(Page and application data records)
# # # # #
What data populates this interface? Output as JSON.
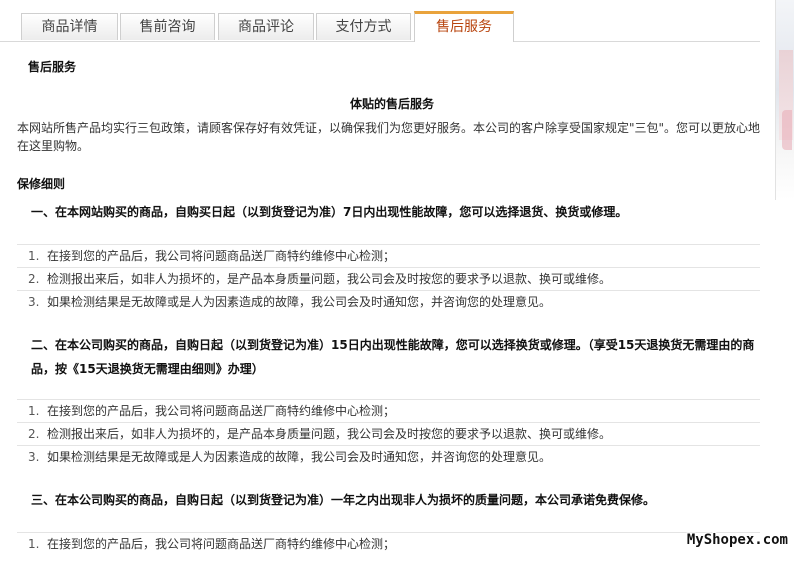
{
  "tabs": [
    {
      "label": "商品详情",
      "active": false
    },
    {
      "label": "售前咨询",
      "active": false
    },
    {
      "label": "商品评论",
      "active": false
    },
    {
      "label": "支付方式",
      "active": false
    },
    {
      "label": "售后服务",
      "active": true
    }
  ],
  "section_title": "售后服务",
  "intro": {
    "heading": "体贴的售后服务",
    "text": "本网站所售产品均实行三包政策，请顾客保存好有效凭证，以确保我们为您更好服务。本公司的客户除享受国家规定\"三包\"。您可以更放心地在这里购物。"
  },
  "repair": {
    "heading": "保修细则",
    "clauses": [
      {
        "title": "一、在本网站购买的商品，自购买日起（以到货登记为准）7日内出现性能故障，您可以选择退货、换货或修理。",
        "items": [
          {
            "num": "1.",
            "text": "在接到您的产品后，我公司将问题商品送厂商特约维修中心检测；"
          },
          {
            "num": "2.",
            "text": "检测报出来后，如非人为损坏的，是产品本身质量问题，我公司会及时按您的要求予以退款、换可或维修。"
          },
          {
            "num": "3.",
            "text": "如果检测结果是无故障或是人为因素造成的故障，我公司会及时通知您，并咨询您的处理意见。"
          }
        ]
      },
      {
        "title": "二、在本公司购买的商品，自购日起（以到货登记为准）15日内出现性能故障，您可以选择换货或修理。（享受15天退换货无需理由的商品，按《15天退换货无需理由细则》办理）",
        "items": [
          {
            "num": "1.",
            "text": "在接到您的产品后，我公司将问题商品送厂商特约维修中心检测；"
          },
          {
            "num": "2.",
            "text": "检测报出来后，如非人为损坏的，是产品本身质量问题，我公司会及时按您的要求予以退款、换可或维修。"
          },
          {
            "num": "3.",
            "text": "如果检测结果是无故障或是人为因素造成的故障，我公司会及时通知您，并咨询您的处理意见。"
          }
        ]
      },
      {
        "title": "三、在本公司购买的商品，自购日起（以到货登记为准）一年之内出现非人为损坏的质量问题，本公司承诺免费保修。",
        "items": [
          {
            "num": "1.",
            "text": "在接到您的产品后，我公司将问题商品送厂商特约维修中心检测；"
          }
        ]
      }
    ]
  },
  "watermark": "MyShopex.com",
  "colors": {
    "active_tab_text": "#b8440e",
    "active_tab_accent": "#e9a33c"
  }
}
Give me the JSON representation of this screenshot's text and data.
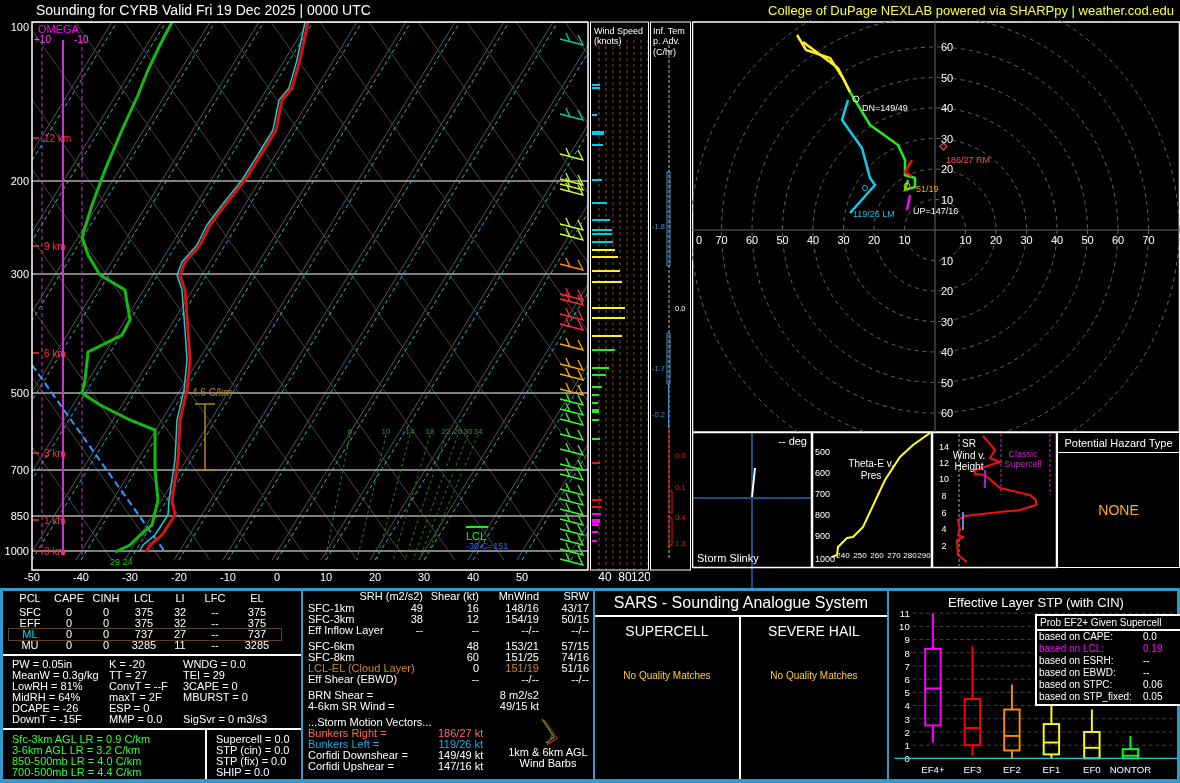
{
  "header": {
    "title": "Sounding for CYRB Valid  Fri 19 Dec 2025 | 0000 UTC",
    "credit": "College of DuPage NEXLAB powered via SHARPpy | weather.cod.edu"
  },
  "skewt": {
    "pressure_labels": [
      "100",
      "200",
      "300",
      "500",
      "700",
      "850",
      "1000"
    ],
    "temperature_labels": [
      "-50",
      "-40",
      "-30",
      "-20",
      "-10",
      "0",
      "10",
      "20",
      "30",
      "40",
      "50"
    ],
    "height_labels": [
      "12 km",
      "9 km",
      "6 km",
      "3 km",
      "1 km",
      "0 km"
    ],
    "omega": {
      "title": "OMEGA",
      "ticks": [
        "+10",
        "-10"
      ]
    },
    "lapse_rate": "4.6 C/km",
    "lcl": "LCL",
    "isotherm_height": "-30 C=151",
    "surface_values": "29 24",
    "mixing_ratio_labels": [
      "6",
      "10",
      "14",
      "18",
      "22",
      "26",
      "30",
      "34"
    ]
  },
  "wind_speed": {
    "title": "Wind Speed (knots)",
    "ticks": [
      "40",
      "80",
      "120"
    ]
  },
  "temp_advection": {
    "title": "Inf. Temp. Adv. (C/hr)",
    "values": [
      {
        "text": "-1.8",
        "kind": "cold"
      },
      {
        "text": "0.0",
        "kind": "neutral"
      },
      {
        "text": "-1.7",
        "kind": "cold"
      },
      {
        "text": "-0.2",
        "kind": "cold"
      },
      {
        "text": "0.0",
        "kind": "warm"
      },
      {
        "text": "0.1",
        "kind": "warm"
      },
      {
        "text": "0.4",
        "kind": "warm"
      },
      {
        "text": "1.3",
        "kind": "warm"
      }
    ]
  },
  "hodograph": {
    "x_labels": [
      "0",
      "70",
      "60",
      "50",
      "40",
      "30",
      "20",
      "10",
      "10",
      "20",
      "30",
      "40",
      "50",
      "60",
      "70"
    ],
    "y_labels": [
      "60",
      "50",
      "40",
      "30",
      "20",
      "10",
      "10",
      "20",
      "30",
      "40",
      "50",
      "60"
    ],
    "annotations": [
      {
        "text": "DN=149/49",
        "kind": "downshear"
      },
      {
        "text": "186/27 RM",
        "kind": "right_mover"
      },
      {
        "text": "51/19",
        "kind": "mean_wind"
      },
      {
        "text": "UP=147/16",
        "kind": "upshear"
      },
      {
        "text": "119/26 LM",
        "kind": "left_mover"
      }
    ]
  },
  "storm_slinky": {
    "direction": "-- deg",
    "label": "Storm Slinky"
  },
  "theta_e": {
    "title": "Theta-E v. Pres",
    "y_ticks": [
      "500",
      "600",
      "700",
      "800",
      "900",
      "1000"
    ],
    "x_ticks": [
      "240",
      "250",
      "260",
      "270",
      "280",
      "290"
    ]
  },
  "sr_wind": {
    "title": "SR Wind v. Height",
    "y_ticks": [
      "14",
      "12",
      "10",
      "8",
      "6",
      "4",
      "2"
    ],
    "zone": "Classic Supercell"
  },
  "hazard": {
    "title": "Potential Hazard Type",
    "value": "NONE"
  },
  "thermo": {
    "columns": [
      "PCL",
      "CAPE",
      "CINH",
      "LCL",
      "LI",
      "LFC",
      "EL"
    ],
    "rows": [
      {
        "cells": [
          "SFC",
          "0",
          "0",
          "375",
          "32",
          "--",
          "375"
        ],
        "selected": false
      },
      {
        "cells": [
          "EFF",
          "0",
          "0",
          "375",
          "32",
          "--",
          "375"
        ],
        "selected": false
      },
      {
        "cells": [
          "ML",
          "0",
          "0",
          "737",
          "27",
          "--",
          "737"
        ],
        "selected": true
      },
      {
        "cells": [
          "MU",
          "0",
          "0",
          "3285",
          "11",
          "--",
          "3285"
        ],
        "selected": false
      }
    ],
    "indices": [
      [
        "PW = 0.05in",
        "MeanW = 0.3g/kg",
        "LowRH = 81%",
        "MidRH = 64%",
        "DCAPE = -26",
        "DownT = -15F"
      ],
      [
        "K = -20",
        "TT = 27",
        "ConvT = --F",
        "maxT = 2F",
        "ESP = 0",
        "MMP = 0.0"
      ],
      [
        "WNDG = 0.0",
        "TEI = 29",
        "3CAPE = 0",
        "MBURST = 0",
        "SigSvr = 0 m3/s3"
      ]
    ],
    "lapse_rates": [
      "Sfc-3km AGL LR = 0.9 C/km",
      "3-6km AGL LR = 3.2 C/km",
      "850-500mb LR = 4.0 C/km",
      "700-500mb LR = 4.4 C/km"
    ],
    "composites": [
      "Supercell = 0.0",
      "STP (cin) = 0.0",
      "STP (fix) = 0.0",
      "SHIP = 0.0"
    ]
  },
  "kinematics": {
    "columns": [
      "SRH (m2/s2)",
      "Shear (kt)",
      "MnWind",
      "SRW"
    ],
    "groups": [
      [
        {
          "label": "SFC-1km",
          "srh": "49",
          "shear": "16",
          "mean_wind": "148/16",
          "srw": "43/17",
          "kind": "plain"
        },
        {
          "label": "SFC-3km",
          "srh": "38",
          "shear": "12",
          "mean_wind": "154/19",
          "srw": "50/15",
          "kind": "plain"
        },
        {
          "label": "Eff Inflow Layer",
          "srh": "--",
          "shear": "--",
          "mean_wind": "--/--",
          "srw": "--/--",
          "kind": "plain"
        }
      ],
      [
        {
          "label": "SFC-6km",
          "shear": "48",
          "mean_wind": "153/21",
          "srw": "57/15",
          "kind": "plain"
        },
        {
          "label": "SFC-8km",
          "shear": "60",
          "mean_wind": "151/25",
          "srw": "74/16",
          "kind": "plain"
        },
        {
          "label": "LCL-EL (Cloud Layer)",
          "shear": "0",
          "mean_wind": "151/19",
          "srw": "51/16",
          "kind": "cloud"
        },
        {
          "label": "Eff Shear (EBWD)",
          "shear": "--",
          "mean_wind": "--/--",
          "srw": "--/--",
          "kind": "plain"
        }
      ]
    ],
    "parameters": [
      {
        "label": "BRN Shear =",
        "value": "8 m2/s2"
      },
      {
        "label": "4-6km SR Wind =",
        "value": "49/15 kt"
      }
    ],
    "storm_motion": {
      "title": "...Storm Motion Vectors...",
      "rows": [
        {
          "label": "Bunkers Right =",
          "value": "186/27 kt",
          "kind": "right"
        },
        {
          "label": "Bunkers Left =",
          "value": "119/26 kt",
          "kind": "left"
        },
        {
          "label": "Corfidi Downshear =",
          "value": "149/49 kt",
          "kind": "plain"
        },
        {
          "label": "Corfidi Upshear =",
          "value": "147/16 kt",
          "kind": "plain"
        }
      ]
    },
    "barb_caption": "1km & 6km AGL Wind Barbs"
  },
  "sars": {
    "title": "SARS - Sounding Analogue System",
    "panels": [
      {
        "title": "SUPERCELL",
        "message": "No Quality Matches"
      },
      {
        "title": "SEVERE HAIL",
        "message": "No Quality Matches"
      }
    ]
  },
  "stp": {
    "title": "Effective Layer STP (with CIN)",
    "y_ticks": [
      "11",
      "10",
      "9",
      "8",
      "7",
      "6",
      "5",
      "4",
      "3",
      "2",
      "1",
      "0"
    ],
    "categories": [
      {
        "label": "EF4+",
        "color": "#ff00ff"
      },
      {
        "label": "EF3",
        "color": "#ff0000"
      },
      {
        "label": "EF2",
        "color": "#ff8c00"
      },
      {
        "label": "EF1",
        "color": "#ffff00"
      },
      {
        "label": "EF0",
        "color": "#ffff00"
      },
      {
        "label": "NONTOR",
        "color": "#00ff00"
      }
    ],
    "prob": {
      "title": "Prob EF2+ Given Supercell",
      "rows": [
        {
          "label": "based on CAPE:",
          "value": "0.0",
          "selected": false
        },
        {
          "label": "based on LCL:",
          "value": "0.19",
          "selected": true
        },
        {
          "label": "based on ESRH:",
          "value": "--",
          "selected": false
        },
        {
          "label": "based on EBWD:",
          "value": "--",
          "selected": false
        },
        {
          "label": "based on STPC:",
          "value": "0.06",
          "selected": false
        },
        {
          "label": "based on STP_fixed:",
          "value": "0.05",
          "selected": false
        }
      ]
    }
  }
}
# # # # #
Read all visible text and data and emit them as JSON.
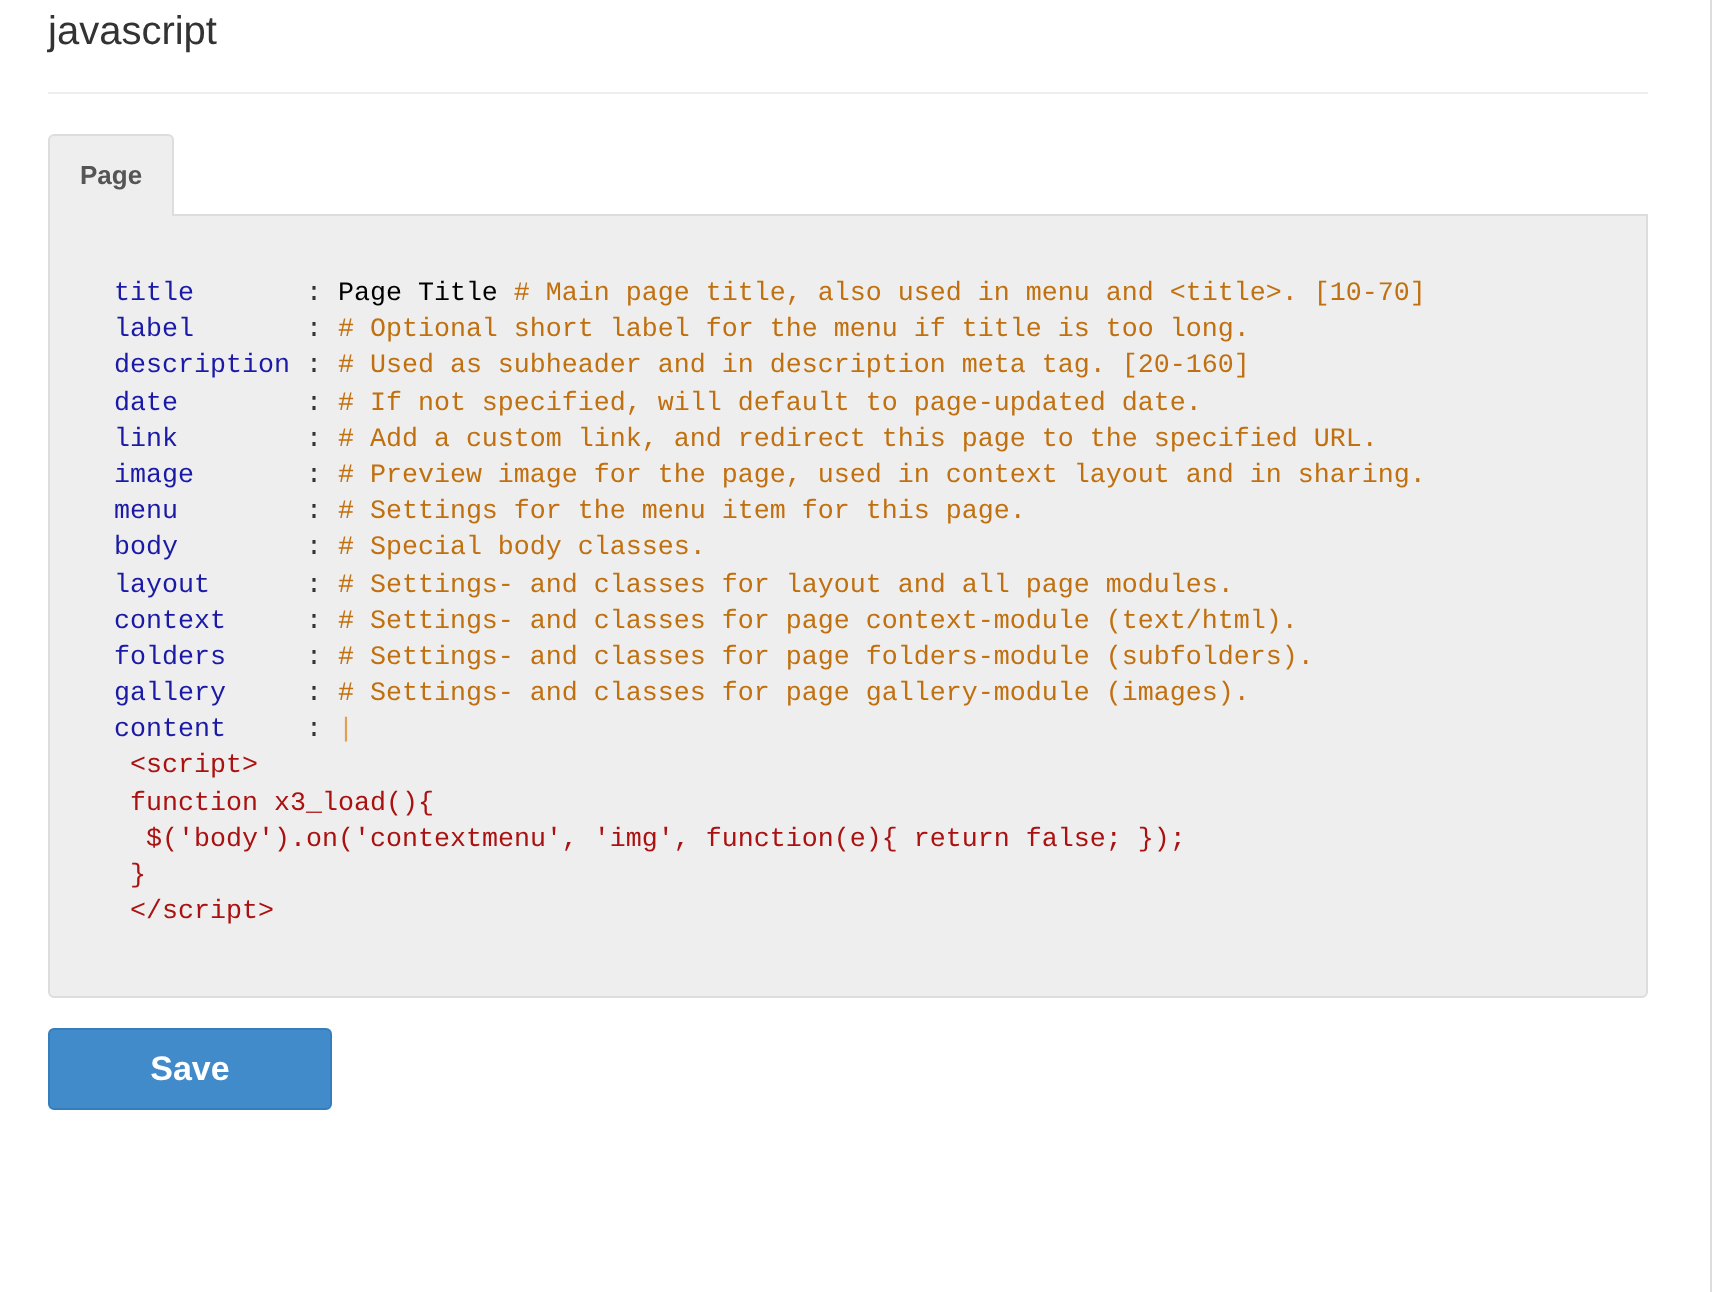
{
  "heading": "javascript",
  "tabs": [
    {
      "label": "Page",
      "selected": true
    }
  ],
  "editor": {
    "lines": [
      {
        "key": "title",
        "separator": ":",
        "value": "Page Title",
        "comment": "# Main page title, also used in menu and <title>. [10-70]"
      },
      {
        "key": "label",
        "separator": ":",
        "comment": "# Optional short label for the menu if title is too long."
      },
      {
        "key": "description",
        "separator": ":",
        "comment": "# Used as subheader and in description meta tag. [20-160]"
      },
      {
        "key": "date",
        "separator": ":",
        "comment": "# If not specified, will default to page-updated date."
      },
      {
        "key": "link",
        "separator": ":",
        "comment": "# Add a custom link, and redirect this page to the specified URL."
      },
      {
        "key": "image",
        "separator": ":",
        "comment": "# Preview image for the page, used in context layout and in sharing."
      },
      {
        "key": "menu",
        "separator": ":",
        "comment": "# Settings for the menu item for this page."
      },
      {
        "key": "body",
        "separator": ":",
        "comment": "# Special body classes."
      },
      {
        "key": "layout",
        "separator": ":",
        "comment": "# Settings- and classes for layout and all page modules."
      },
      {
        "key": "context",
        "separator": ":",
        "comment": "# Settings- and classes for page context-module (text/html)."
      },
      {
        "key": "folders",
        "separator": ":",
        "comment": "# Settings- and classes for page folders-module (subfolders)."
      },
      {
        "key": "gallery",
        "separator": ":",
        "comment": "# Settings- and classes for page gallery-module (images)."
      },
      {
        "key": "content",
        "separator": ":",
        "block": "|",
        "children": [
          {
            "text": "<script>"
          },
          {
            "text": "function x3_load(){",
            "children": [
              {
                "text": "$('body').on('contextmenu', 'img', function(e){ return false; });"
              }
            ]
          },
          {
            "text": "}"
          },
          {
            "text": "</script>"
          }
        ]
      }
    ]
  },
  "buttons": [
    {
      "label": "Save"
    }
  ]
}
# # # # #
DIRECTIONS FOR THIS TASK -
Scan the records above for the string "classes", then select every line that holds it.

ANSWER SPACE -
        "comment": "# Special body classes."
        "comment": "# Settings- and classes for layout and all page modules."
        "comment": "# Settings- and classes for page context-module (text/html)."
        "comment": "# Settings- and classes for page folders-module (subfolders)."
        "comment": "# Settings- and classes for page gallery-module (images)."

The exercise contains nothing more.